(Exercise aim): Should the listing contain images, exclude them; give the rest again exactly.

(Materials provided):
::::::::::

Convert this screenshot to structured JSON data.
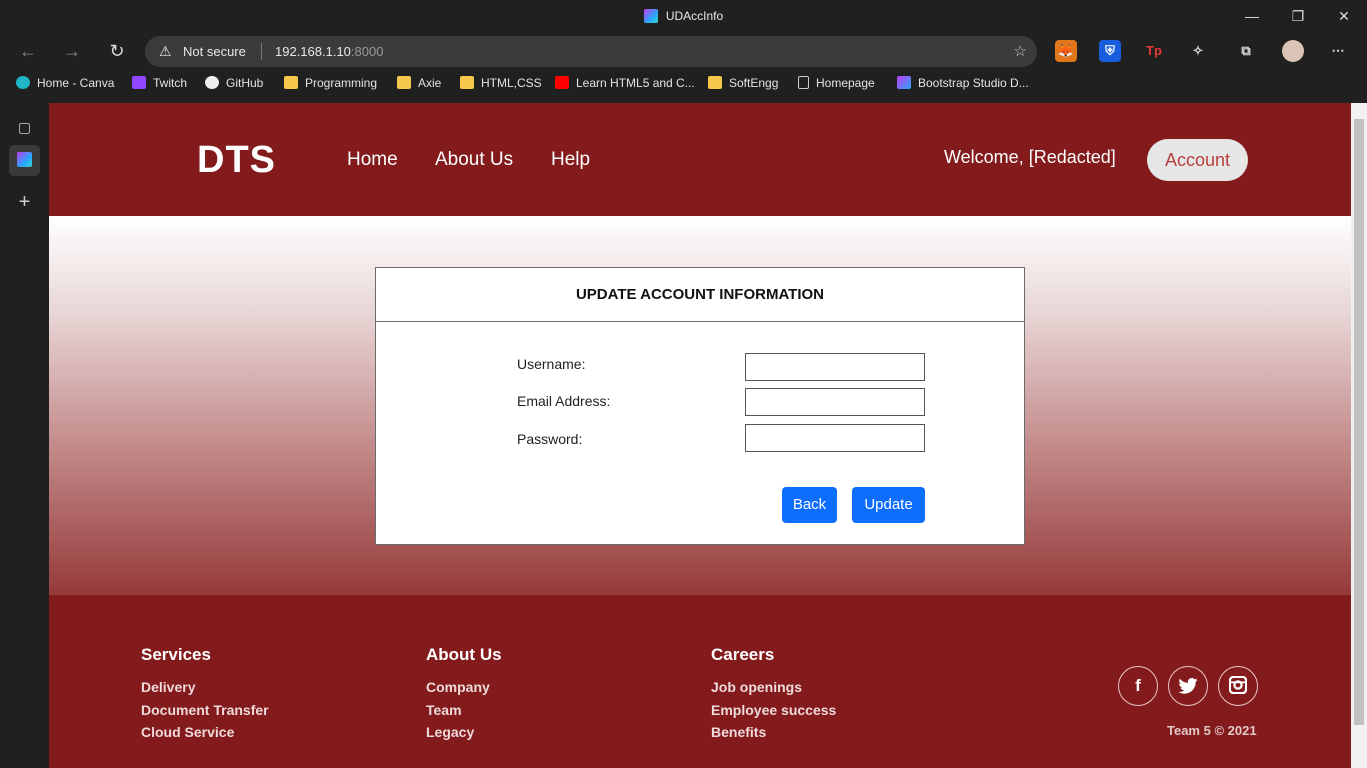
{
  "browser": {
    "tab_title": "UDAccInfo",
    "security": "Not secure",
    "url_host": "192.168.1.10",
    "url_port": ":8000"
  },
  "bookmarks": [
    {
      "label": "Home - Canva"
    },
    {
      "label": "Twitch"
    },
    {
      "label": "GitHub"
    },
    {
      "label": "Programming"
    },
    {
      "label": "Axie"
    },
    {
      "label": "HTML,CSS"
    },
    {
      "label": "Learn HTML5 and C..."
    },
    {
      "label": "SoftEngg"
    },
    {
      "label": "Homepage"
    },
    {
      "label": "Bootstrap Studio D..."
    }
  ],
  "header": {
    "logo": "DTS",
    "nav": [
      "Home",
      "About Us",
      "Help"
    ],
    "welcome": "Welcome, [Redacted]",
    "account_label": "Account"
  },
  "form": {
    "title": "UPDATE ACCOUNT INFORMATION",
    "username_label": "Username:",
    "email_label": "Email Address:",
    "password_label": "Password:",
    "username_value": "",
    "email_value": "",
    "password_value": "",
    "back_label": "Back",
    "update_label": "Update"
  },
  "footer": {
    "columns": [
      {
        "title": "Services",
        "links": [
          "Delivery",
          "Document Transfer",
          "Cloud Service"
        ]
      },
      {
        "title": "About Us",
        "links": [
          "Company",
          "Team",
          "Legacy"
        ]
      },
      {
        "title": "Careers",
        "links": [
          "Job openings",
          "Employee success",
          "Benefits"
        ]
      }
    ],
    "social": [
      "facebook-icon",
      "twitter-icon",
      "instagram-icon"
    ],
    "copyright": "Team 5 © 2021"
  },
  "colors": {
    "brand": "#831a1c",
    "primary_button": "#0d6efd",
    "account_text": "#b9403f"
  }
}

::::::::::

(Exercise answer):
Convert this screenshot to structured JSON data.
{
  "browser": {
    "tab_title": "UDAccInfo",
    "security": "Not secure",
    "url_host": "192.168.1.10",
    "url_port": ":8000"
  },
  "bookmarks": [
    {
      "label": "Home - Canva"
    },
    {
      "label": "Twitch"
    },
    {
      "label": "GitHub"
    },
    {
      "label": "Programming"
    },
    {
      "label": "Axie"
    },
    {
      "label": "HTML,CSS"
    },
    {
      "label": "Learn HTML5 and C..."
    },
    {
      "label": "SoftEngg"
    },
    {
      "label": "Homepage"
    },
    {
      "label": "Bootstrap Studio D..."
    }
  ],
  "header": {
    "logo": "DTS",
    "nav": [
      "Home",
      "About Us",
      "Help"
    ],
    "welcome": "Welcome, [Redacted]",
    "account_label": "Account"
  },
  "form": {
    "title": "UPDATE ACCOUNT INFORMATION",
    "username_label": "Username:",
    "email_label": "Email Address:",
    "password_label": "Password:",
    "username_value": "",
    "email_value": "",
    "password_value": "",
    "back_label": "Back",
    "update_label": "Update"
  },
  "footer": {
    "columns": [
      {
        "title": "Services",
        "links": [
          "Delivery",
          "Document Transfer",
          "Cloud Service"
        ]
      },
      {
        "title": "About Us",
        "links": [
          "Company",
          "Team",
          "Legacy"
        ]
      },
      {
        "title": "Careers",
        "links": [
          "Job openings",
          "Employee success",
          "Benefits"
        ]
      }
    ],
    "social": [
      "facebook-icon",
      "twitter-icon",
      "instagram-icon"
    ],
    "copyright": "Team 5 © 2021"
  },
  "colors": {
    "brand": "#831a1c",
    "primary_button": "#0d6efd",
    "account_text": "#b9403f"
  }
}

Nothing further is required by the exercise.